** Task requirements **
Check every line of the data and copy the ones where "into" appears.

** Exercise data **
══════════════════════════════
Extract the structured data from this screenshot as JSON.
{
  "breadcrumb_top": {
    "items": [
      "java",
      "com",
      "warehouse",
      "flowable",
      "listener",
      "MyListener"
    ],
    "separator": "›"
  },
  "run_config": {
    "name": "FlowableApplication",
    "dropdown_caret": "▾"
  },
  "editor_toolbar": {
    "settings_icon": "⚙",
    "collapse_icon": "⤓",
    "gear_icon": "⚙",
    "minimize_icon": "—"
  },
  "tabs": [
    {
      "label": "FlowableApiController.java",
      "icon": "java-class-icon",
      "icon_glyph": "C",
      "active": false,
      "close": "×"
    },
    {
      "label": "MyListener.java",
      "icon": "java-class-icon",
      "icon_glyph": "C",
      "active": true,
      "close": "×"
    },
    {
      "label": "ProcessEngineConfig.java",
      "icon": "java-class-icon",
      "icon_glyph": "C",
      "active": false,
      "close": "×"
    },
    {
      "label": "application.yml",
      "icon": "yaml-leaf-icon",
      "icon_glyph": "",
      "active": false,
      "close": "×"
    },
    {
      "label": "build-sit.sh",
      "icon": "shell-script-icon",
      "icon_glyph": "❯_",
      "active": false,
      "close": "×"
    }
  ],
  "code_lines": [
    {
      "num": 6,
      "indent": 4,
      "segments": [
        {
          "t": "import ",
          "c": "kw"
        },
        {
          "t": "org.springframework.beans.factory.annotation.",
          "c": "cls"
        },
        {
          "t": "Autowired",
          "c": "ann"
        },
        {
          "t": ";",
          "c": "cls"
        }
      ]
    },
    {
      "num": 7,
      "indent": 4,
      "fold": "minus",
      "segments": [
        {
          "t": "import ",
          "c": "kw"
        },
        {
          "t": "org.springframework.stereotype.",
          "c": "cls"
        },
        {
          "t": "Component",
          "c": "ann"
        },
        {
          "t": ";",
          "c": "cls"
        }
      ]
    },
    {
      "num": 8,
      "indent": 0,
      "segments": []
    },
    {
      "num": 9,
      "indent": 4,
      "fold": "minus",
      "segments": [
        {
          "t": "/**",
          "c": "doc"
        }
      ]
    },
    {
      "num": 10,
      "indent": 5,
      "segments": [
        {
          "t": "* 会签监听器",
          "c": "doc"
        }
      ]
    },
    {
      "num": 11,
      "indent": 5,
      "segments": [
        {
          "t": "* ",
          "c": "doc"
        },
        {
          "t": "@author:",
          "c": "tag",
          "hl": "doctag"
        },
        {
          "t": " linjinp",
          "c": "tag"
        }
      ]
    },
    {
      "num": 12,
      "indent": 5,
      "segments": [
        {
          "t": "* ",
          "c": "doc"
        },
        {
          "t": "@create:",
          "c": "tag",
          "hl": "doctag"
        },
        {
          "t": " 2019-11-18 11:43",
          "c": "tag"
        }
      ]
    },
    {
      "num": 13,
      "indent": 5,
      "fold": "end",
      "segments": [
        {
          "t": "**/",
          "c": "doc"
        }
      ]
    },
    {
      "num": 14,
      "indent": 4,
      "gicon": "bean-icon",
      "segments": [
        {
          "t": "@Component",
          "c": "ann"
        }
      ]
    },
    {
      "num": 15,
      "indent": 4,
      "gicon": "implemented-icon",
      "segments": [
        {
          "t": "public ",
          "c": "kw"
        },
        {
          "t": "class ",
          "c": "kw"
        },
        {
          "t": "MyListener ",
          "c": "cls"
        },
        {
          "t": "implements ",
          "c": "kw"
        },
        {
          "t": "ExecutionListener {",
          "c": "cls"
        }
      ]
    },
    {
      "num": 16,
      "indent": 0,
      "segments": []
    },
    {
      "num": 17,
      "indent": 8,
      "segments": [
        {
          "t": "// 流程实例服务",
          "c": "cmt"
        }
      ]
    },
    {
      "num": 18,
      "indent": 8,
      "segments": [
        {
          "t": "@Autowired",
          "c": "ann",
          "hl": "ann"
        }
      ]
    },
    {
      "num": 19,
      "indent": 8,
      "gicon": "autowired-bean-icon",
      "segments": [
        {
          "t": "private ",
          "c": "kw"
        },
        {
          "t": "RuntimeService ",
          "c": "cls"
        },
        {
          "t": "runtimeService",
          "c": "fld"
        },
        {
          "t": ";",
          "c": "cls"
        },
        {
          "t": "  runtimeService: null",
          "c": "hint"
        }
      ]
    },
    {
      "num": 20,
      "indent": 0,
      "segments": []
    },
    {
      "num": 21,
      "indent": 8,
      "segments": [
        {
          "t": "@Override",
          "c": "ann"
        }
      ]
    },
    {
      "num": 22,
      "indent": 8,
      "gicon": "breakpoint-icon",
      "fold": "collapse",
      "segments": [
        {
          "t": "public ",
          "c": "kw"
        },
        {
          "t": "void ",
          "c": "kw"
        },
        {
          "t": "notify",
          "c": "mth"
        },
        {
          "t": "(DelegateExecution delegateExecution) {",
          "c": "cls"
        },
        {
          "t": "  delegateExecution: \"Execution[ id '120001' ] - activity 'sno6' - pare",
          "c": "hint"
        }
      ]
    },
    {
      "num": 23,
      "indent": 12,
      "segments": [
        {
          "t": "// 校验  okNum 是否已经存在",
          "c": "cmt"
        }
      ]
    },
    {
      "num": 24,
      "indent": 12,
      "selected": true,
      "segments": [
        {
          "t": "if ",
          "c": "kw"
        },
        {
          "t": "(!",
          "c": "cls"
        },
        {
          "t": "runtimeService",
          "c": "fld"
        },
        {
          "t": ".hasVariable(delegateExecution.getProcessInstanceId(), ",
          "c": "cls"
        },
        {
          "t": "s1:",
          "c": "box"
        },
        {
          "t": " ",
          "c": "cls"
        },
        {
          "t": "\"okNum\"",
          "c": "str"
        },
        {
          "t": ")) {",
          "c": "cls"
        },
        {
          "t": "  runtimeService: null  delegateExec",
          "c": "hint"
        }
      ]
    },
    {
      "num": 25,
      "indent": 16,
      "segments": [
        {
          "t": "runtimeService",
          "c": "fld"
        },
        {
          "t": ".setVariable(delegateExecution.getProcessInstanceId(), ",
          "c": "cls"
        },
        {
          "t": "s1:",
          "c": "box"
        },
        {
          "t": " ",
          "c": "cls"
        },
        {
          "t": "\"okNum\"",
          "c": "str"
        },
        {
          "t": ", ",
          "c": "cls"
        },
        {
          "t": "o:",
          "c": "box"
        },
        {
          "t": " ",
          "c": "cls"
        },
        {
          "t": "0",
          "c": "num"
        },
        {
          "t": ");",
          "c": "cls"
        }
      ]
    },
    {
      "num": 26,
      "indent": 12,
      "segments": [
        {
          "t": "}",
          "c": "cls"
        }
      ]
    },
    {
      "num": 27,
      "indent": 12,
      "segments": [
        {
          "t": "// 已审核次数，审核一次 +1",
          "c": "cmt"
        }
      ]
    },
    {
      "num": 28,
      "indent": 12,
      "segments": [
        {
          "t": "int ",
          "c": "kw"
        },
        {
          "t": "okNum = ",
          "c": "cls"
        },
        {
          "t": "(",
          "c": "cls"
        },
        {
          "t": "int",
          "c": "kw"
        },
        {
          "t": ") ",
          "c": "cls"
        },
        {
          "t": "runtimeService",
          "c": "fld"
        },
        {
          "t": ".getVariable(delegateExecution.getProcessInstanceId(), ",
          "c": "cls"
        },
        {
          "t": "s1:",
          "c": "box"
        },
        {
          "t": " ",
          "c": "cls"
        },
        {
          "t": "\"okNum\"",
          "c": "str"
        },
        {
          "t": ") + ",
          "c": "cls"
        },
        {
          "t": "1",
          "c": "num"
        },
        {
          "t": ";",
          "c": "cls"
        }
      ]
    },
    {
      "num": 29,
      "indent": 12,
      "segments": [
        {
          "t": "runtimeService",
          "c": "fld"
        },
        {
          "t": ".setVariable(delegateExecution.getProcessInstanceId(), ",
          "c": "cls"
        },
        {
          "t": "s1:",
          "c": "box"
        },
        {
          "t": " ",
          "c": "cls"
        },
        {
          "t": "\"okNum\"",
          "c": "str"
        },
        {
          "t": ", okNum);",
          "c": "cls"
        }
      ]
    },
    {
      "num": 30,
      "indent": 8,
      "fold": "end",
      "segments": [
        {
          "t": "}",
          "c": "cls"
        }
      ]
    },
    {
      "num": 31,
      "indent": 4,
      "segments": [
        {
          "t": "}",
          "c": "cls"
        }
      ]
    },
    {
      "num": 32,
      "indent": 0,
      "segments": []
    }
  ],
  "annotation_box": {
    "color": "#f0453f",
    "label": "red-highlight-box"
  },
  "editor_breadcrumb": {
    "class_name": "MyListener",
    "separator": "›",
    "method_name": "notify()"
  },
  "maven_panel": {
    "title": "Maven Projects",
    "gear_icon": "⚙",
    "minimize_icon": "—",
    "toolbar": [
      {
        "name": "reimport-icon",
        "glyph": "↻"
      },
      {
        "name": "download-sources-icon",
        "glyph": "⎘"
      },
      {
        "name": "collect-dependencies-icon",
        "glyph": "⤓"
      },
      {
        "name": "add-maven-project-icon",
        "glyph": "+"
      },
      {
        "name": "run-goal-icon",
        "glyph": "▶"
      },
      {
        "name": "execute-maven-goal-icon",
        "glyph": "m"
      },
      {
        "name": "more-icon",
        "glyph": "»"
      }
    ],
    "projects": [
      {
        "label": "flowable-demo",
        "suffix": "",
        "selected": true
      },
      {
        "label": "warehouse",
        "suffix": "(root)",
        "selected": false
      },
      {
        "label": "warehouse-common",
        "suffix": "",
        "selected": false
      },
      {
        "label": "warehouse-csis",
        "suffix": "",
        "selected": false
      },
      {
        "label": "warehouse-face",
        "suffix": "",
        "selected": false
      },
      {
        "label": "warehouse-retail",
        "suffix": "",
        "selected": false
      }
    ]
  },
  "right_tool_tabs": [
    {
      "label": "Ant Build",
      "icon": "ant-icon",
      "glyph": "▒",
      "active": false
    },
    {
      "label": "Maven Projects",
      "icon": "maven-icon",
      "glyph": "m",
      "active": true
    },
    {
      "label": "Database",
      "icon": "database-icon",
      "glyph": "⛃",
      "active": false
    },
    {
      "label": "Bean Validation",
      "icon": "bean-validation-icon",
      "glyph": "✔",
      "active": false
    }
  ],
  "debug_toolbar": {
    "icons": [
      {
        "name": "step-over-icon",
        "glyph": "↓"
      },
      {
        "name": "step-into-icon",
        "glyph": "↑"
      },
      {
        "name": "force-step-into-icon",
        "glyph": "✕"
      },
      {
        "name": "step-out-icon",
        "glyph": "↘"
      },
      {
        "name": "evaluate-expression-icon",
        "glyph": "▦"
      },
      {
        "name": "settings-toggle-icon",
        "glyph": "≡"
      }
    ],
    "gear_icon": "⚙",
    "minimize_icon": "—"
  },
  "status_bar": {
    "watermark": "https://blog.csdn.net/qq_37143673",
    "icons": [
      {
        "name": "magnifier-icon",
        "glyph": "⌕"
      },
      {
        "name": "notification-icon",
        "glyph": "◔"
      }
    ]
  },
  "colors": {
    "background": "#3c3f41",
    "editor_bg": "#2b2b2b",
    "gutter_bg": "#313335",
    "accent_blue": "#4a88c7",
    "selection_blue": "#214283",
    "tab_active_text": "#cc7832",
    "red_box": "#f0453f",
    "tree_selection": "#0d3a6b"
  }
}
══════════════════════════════
** Response to this exercise **
        "name": "step-into-icon",
        "name": "force-step-into-icon",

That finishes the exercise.